By Bastien Inzaurralde
and Elaine Ganley
BRETIGNY-SUR-ORGE, FRANCE: A powerful crane on Saturday lifted the carcass of the most damaged of four train cars that derailed, killing six people and injuring nearly 200 south of Paris in what investigators believe may have been a case of equipment failure on a line some claim is neglected.
Authorities had feared more victims would be found under the wreckage but none was discovered, said the governor of the Essonne region, Michel Fuzeau.
“We are now assured that there are no more victims,” Fuzeau said after the start of the delicate operation by the 700-ton crane. The machine is to remove the cars damaged from the tracks at the small Bretigny-Sur-Orge station. On Friday, four cars slid off the tracks there as the train sped through town, which was not a stop on its journey to central France.
Human error has been ruled out by France’s transport minister and the focus of the investigation is on a detached piece of metal in a switching joint on the tracks. The national rail company, SNCF, has already taken blame for Friday evening’s crash, which occurred at the start of a busy holiday weekend.
“The SNCF considers itself responsible,” rail company chief Guillaume Pepy said. “It is responsible for the lives of its clients.”
The packed train, carrying around 385 passengers, was traveling below the speed limit at 85 mph when it derailed, skidded and slammed into the station platform in the small town outside the capital. It was 20 minutes into a scheduled three-hour trip to Limoges in central France.
The crane, sent from northern France, towered over the small buildings that surround the railway station. A smaller crane initially removed benches, street lamps and other urban furnishings to make place for the larger crane outside the station.
The operation is an “extraordinarily difficult technique given that we are in a train station,” Pepy said. “For the moment, we don’t know how long it could take.” He said the operation could last through today, which is the July 14 Bastille Day holiday, and into Monday, stressing the crane’s operators will be careful and slow in lifting the cars.
It was not immediately clear whether the damaged cars would be lifted over buildings onto trucks as authorities had indicated — or whether the debris would be taken away by rail. There was no immediate sign that the damaged car that was lifted to check for victims had left the tracks.
Pepy, the train authority chief, said investigators found that a 22-pound piece of metal he compared to a staple between two rails in a switching system, which guides trains from one track to another, seems to have “detached itself from the rails, lifted and constituted the initial cause of the derailment.”

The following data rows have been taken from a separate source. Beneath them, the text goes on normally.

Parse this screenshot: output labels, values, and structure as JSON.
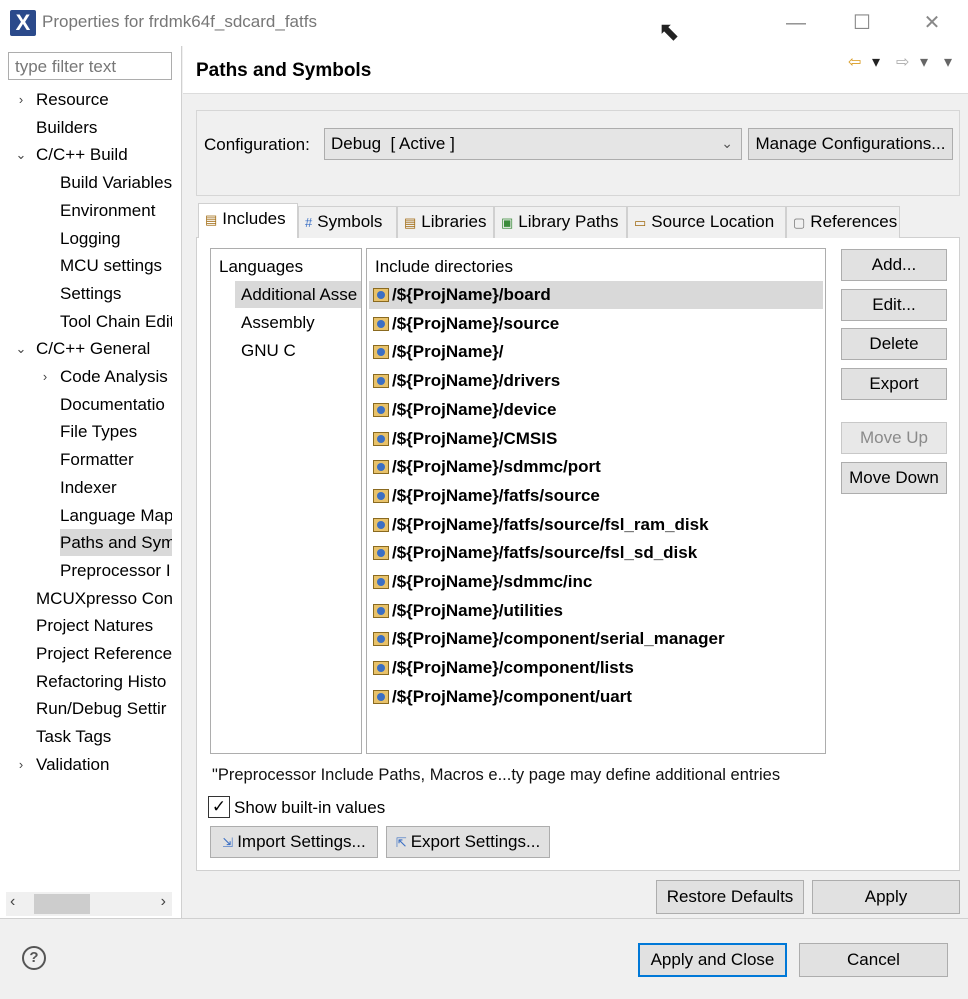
{
  "window": {
    "title": "Properties for frdmk64f_sdcard_fatfs",
    "app_icon": "X",
    "minimize": "—",
    "maximize": "☐",
    "close": "✕"
  },
  "filter": {
    "placeholder": "type filter text"
  },
  "tree": [
    {
      "label": "Resource",
      "twisty": "›"
    },
    {
      "label": "Builders",
      "twisty": ""
    },
    {
      "label": "C/C++ Build",
      "twisty": "⌄"
    },
    {
      "label": "Build Variables",
      "twisty": ""
    },
    {
      "label": "Environment",
      "twisty": ""
    },
    {
      "label": "Logging",
      "twisty": ""
    },
    {
      "label": "MCU settings",
      "twisty": ""
    },
    {
      "label": "Settings",
      "twisty": ""
    },
    {
      "label": "Tool Chain Edit",
      "twisty": ""
    },
    {
      "label": "C/C++ General",
      "twisty": "⌄"
    },
    {
      "label": "Code Analysis",
      "twisty": "›"
    },
    {
      "label": "Documentatio",
      "twisty": ""
    },
    {
      "label": "File Types",
      "twisty": ""
    },
    {
      "label": "Formatter",
      "twisty": ""
    },
    {
      "label": "Indexer",
      "twisty": ""
    },
    {
      "label": "Language Map",
      "twisty": ""
    },
    {
      "label": "Paths and Sym",
      "twisty": ""
    },
    {
      "label": "Preprocessor I",
      "twisty": ""
    },
    {
      "label": "MCUXpresso Con",
      "twisty": ""
    },
    {
      "label": "Project Natures",
      "twisty": ""
    },
    {
      "label": "Project References",
      "twisty": ""
    },
    {
      "label": "Refactoring Histo",
      "twisty": ""
    },
    {
      "label": "Run/Debug Settir",
      "twisty": ""
    },
    {
      "label": "Task Tags",
      "twisty": ""
    },
    {
      "label": "Validation",
      "twisty": "›"
    }
  ],
  "header": {
    "title": "Paths and Symbols"
  },
  "config": {
    "label": "Configuration:",
    "value": "Debug  [ Active ]",
    "manage_label": "Manage Configurations..."
  },
  "tabs": [
    {
      "label": "Includes",
      "icon": "folder-include-icon",
      "glyph": "📂"
    },
    {
      "label": "Symbols",
      "icon": "hash-icon",
      "glyph": "#"
    },
    {
      "label": "Libraries",
      "icon": "library-icon",
      "glyph": "▤"
    },
    {
      "label": "Library Paths",
      "icon": "library-path-icon",
      "glyph": "▣"
    },
    {
      "label": "Source Location",
      "icon": "source-folder-icon",
      "glyph": "▭"
    },
    {
      "label": "References",
      "icon": "reference-icon",
      "glyph": "▢"
    }
  ],
  "languages": {
    "header": "Languages",
    "items": [
      "Additional Asse",
      "Assembly",
      "GNU C"
    ]
  },
  "includes": {
    "header": "Include directories",
    "items": [
      "/${ProjName}/board",
      "/${ProjName}/source",
      "/${ProjName}/",
      "/${ProjName}/drivers",
      "/${ProjName}/device",
      "/${ProjName}/CMSIS",
      "/${ProjName}/sdmmc/port",
      "/${ProjName}/fatfs/source",
      "/${ProjName}/fatfs/source/fsl_ram_disk",
      "/${ProjName}/fatfs/source/fsl_sd_disk",
      "/${ProjName}/sdmmc/inc",
      "/${ProjName}/utilities",
      "/${ProjName}/component/serial_manager",
      "/${ProjName}/component/lists",
      "/${ProjName}/component/uart"
    ]
  },
  "side_buttons": {
    "add": "Add...",
    "edit": "Edit...",
    "delete": "Delete",
    "export": "Export",
    "move_up": "Move Up",
    "move_down": "Move Down"
  },
  "note": "\"Preprocessor Include Paths, Macros e...ty page may define additional entries",
  "show_builtin": {
    "label": "Show built-in values",
    "checked": "✓"
  },
  "import_label": "Import Settings...",
  "export_label": "Export Settings...",
  "restore_label": "Restore Defaults",
  "apply_label": "Apply",
  "apply_close_label": "Apply and Close",
  "cancel_label": "Cancel",
  "help_glyph": "?"
}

Investigators were looking into how this happened since another train had traveled safely through the station about 30 minutes before. In addition, they were trying to determine why the train’s third car was the first to derail.
The train was about 12 miles into its 250-mile journey to Limoges.